Police benefactor Gary Parker said in court Thursday that he now regrets the persistent efforts he made in 2009 to keep his teenage son Zachary from being arrested on burglary charges.
Zachary Parker is serving 1 to 3 years in an upstate prison despite his father's appeals to three high-ranking police commanders, all of whom are accused of helping the teen duck the charges and now face criminal prosecutions.
"Looking back, would it be fair to say your son maybe should have been arrested in 2009?" asked Bruce Barket, a lawyer for William Flanagan, the former second deputy police commissioner accused of improperly using his influence to help Zachary Parker.
"Yes," Gary Parker said on the stand, closing his eyes and sitting silent for several seconds.
Gary Parker, whose four-day testimony ended Thursday afternoon, is perhaps the most important witness in Flanagan's trial. According to prosecutors, Flanagan improperly used his authority to get stolen electronics equipment returned to the school -- something Gary Parker believed at the time would convince the school not to press criminal charges in the case. Parker testified that the day after he learned police had returned the stolen equipment, his wife sent Flanagan $200 worth of steakhouse gift cards and a state-of-the-art flashlight.
Police never arrested Zachary Parker for stealing more than $10,000 in equipment from John F. Kennedy High School in Baldwin in 2009, but prosecutors later presented the case to a grand jury, which indicted him. Even after the teen caught another break, getting youthful offender status and a sentence of no jail time in the case, he was rearrested for driving on a suspended license. That time, a Nassau judge sentenced him to upstate prison.
Barket, of Garden City, asked Parker if he had hoped at one point that his son would go into law enforcement. Prosecutor Bernadette Ford objected to the question, and Acting Supreme Court Justice Mark Cohen sustained it before Parker could answer.
Barket then asked Parker if he had hoped his friends in law enforcement would not find out about his son's crime, so that his philanthropic connections to Nassau police and other law enforcement agencies would not be jeopardized. Again, Ford objected and Cohen sustained her objection.
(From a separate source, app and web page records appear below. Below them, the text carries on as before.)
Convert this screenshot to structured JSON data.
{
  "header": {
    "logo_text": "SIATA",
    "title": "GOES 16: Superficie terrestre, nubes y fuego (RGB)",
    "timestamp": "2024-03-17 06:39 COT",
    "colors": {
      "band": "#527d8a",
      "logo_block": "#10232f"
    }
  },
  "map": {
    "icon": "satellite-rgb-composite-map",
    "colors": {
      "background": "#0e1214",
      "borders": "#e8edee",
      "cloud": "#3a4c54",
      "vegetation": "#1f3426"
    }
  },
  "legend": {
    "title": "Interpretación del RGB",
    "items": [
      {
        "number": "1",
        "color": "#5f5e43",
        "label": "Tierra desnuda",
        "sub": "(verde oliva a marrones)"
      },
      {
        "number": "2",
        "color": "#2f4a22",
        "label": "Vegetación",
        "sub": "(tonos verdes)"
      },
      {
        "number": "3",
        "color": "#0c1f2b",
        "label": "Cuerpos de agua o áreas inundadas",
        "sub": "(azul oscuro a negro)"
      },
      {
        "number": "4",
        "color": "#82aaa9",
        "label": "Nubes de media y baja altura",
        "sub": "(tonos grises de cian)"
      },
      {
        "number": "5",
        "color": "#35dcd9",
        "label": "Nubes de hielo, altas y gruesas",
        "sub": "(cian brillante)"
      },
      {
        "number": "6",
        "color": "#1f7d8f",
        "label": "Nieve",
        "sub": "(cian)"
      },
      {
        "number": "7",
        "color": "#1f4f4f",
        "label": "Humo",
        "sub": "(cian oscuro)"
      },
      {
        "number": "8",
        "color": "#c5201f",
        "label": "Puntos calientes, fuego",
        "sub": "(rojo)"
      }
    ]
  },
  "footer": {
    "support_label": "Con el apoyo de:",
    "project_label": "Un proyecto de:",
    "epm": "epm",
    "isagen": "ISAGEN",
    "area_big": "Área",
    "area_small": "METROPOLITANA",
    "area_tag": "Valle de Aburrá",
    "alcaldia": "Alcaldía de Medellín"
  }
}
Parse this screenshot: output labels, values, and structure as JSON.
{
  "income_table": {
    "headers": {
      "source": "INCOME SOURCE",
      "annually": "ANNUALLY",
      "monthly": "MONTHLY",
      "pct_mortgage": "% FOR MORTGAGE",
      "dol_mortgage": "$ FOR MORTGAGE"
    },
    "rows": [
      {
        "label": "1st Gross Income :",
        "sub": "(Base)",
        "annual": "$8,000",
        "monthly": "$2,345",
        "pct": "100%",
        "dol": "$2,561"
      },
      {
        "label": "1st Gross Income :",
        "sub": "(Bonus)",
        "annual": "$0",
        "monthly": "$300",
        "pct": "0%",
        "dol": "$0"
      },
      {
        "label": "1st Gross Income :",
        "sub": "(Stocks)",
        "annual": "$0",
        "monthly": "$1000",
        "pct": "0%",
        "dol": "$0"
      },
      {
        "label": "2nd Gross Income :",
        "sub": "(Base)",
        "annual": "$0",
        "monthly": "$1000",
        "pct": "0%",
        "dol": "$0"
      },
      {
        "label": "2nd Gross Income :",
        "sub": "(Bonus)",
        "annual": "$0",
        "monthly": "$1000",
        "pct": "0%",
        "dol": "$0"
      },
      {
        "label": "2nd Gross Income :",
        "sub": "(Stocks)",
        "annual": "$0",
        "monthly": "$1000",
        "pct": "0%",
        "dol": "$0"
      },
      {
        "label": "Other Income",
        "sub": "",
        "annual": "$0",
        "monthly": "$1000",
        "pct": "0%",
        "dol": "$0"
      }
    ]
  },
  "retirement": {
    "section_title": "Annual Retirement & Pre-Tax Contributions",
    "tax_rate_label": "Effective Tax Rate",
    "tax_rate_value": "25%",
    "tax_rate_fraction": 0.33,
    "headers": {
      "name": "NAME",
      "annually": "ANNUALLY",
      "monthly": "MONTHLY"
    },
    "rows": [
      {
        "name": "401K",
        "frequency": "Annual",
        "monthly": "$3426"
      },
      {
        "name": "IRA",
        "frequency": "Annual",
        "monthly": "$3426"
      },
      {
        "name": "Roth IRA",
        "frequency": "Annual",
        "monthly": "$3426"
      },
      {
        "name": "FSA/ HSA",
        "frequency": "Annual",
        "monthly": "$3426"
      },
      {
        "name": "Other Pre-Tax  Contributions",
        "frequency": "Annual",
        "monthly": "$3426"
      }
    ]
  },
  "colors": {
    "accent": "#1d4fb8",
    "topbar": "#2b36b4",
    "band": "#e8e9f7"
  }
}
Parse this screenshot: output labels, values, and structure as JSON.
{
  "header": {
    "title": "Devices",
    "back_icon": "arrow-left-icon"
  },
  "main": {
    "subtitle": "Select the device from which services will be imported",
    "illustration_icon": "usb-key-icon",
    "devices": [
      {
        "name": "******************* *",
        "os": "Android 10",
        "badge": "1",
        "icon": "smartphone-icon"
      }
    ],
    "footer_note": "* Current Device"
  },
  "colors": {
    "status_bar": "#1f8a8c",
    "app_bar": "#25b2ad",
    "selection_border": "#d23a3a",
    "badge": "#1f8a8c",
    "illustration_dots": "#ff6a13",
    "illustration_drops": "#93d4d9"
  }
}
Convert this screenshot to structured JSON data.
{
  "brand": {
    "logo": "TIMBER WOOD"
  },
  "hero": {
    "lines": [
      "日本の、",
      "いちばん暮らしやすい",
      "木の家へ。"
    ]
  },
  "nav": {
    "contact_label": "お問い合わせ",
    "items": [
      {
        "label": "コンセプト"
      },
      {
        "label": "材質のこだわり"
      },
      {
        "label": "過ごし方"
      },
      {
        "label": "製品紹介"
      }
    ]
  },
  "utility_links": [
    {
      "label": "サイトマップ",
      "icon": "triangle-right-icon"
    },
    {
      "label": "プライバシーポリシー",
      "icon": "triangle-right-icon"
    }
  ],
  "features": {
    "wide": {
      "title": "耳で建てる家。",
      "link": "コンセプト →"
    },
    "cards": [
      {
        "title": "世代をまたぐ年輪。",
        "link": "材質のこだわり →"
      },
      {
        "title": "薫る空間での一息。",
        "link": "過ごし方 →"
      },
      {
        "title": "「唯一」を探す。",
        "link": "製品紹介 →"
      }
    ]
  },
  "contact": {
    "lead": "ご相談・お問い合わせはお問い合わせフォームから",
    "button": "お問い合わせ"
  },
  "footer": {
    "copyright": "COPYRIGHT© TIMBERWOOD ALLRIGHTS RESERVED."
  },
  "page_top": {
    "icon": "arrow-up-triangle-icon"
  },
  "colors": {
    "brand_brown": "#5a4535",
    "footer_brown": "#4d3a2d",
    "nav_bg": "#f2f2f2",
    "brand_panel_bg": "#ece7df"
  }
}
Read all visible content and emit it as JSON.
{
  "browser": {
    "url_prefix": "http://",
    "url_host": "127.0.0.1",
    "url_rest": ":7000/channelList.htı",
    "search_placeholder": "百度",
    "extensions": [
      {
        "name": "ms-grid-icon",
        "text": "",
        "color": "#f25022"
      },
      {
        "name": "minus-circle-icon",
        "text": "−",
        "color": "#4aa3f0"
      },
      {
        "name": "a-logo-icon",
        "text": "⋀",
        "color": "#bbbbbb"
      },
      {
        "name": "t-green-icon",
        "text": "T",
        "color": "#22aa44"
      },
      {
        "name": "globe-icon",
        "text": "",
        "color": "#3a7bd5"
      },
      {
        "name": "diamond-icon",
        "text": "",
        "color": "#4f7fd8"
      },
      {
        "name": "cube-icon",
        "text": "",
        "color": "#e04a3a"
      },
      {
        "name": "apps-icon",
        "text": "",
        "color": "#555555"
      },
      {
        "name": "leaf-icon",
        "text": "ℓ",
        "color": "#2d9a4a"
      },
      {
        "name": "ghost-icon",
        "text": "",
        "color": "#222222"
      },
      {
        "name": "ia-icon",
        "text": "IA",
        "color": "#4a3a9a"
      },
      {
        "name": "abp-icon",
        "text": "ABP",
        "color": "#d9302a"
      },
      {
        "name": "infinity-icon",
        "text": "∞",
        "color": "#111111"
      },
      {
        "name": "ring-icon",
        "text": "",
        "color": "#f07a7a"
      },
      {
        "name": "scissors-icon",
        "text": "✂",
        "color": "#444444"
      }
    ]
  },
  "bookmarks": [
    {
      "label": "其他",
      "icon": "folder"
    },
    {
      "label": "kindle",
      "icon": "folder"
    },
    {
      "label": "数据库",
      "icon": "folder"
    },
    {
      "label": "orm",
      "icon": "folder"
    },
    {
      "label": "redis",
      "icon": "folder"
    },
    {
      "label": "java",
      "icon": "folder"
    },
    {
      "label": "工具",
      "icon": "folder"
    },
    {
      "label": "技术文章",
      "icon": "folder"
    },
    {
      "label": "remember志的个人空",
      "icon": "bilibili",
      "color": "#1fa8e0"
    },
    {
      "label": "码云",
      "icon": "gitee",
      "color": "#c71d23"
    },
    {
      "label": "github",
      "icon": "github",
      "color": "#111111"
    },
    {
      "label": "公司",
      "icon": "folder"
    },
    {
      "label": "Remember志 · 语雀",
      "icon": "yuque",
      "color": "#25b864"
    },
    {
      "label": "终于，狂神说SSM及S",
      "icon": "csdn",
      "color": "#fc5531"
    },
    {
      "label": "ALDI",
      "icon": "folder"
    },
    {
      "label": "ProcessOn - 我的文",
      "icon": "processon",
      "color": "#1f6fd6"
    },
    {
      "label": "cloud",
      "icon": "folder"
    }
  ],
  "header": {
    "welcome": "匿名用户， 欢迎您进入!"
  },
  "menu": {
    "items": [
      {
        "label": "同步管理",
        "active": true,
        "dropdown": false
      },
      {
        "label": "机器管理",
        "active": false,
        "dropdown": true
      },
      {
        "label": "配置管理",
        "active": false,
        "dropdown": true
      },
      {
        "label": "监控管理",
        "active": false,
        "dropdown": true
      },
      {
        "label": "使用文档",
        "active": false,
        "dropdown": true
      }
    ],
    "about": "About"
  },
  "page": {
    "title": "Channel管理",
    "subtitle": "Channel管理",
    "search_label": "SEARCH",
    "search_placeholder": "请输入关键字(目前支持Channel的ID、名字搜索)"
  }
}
Finally, Barket asked the question that best sums up Flanagan's position in the case, namely that the former commander committed no crime, but merely returned stolen property.
"At no time did you ask him to break the law?" Barket asked. Ford objected again, and Parker was not allowed to answer.